Status of construction activity at the direct reduction plant in Corpus Christi 2 minutes spent reading

Status of construction activity at the direct reduction plant in Corpus Christi

Viktoria Steininger
Redaktionell verantwortlich für die Themen am Blog, recherchiert und schreibt Viktoria Steininger auch selbst und gibt mit Geschichten Einblicke in den voestalpine-Konzern.

Construction of the new direct reduction plant in Corpus Christi, Texas, is scheduled for completion late 2015 / early 2016. Once complete, two million tons of HBI (hot briquetted iron) will be produced here annually.

At EUR 550 million, the direct reduction plant currently being constructed in Corpus Christi is the voestalpine Group’s largest ever foreign investment.

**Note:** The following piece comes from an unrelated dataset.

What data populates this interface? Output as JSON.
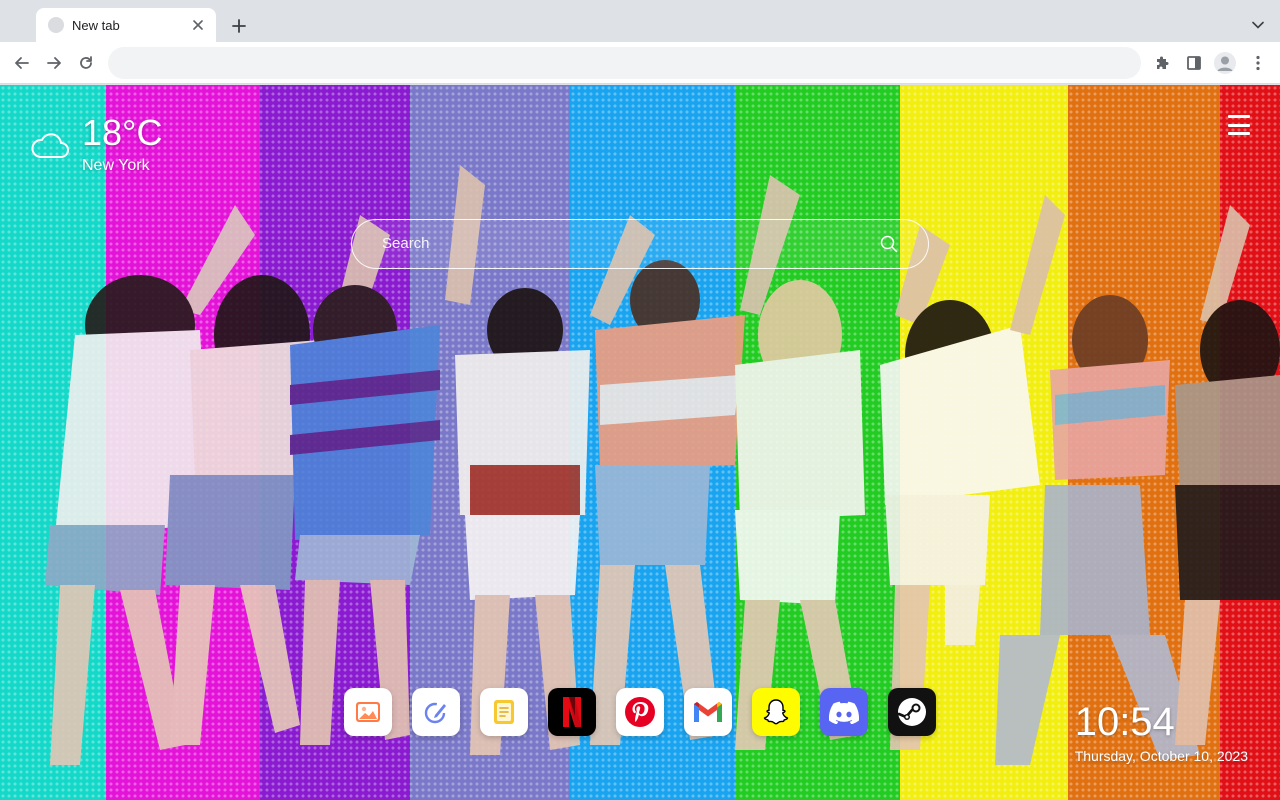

In future, the voestalpine Texas LLC plant will produce 2 million tons of HBI (hot briquetted iron) annually. This will generate an extra 150 jobs, 50% of which have already been filled.

Construction status in October 2015

Construction of the HBI plant is progressing quickly. The reduction tower has now almost reached its final height of 137 meters, and the plant’s own port is completely finished. Around 2,000 workers are currently active at the construction site so that building can be completed on schedule in late 2015 / early 2016. The production start is planned for the first half of 2016.

Direct reduction plant in Texas safeguards Austrian sites

60% of the HBI will be sold to external customers whilst 40% will be shipped to the voestalpine sites in Linz and Donawitz. As a result, the new HBI plant plays an important role in ensuring that steel will be produced in Austria over the long term. HBI is a high quality, environmentally-friendly pre-material which offers voestalpine many advantages:

  • Optimization of the blast furnace process with HBI
  • Improvements to the CO2 balance (by using natural gas rather than coke/coal)
  • Reduced need to buy in coke and a long-term reduction in raw material costs, as well as a
  • Reduction in regional dependencies.

These images show the status of the construction activities and the size of the plant.

Viktoria Steininger